So if you can't use any kind of shampoo on a puppy under 4 months old, you might be at a loss for how you can keep your baby clean. Good old water is the solution that will come to the rescue if your pup gets into something messy or if you just want to freshen her up a bit. Just dampen a washcloth with warm water and wipe her down. Disposable pet wipes are available at pet supply stores, but they should be used sparingly and only if you need the extra help to remove a sticky mess from your puppy's fur, as they can still be a bit harsh for a young one.
When to Start Bathing Your Puppy
You don't have to necessarily celebrate your pup's 4-month birthday by dipping her in a tub and lathering up her fur, although some experts advise that you can avoid bath-time drama later in your pup's life by getting her used to regular baths early on. In "Pampering Your Pooch," Jason R. Rich recommends consulting your vet on when the proper time is to start bathing your baby. The timing will depend on your puppy's breed and size, as well as the climate, so your vet is the ideal person to consult when making the age and bath frequency decision.

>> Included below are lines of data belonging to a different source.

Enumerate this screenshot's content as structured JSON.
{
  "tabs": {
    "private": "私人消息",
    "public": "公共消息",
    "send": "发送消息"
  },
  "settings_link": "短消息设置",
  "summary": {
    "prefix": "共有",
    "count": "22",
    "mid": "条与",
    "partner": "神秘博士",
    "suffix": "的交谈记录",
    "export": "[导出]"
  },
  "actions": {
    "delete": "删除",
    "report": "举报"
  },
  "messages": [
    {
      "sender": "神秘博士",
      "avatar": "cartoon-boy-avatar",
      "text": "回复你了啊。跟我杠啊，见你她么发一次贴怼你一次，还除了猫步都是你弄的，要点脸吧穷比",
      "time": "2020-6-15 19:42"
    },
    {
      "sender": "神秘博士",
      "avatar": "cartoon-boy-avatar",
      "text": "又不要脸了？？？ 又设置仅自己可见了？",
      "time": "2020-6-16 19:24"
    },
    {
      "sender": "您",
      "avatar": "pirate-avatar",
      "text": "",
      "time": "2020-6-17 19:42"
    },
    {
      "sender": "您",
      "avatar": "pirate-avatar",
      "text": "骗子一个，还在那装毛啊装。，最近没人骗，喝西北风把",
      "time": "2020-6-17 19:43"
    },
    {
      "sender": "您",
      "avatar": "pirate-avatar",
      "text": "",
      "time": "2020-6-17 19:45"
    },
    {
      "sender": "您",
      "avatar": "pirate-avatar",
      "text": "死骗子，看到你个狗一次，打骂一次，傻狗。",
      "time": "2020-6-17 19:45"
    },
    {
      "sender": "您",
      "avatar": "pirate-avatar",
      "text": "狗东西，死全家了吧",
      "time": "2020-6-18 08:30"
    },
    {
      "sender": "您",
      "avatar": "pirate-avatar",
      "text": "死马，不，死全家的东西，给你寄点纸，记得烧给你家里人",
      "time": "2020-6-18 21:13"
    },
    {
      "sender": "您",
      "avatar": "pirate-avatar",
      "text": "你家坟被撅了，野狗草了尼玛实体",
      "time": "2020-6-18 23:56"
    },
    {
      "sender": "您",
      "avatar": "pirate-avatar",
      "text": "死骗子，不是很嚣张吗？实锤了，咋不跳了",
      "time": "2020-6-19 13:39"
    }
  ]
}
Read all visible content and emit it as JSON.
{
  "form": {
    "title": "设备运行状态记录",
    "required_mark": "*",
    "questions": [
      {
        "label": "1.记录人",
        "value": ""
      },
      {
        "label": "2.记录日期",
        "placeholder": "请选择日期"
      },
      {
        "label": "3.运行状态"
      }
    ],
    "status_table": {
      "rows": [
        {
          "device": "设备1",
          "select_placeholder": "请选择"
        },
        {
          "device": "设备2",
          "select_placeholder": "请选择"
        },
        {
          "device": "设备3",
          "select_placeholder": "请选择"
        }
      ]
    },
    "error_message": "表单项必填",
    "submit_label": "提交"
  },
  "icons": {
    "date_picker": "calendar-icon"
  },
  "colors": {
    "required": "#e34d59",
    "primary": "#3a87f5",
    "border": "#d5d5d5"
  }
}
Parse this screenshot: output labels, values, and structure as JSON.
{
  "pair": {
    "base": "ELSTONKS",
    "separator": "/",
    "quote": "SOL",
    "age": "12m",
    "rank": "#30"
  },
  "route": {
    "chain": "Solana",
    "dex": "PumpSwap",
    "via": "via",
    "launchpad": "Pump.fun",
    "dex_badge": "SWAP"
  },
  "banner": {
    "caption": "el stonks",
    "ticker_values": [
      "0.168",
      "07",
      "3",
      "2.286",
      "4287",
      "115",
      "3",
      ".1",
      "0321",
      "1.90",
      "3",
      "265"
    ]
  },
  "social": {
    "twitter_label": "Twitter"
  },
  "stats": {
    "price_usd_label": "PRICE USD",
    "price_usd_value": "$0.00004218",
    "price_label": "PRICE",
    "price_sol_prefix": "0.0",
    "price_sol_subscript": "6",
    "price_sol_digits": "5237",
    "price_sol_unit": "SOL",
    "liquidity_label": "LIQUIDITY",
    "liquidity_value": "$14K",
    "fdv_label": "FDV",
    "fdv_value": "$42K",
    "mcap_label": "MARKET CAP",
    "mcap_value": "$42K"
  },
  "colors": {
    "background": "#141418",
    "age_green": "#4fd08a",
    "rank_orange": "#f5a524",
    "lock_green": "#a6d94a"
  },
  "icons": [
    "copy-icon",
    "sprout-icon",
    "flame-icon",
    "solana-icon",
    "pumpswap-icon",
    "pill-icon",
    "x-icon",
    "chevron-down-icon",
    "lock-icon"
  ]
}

Dog Shampoo vs. Human Shampoo
Once you do start bathing your puppy, it's important you use doggy shampoo instead of using your favorite people shampoo on her. Your shampoo might smell great, but the perfumes and other chemicals in your shampoo can be harmful to a pooch. There's another reason to stick with dog shampoo, too: even once your puppy's oil glands start working, the pH of her skin will be different than yours. She'll still have sensitive skin and hair that can easily dry out, and dry out it will if you use a human shampoo on your pup that was made to remove oil from the hair.
Elle Di Jensen has been a writer and editor since 1990. She began working in the fitness industry in 1987, and her experience includes editing and publishing a workout manual. She has an extended family of pets, including special needs animals. Jensen attended Idaho and Boise State Universities. Her work has appeared in various print and online publications.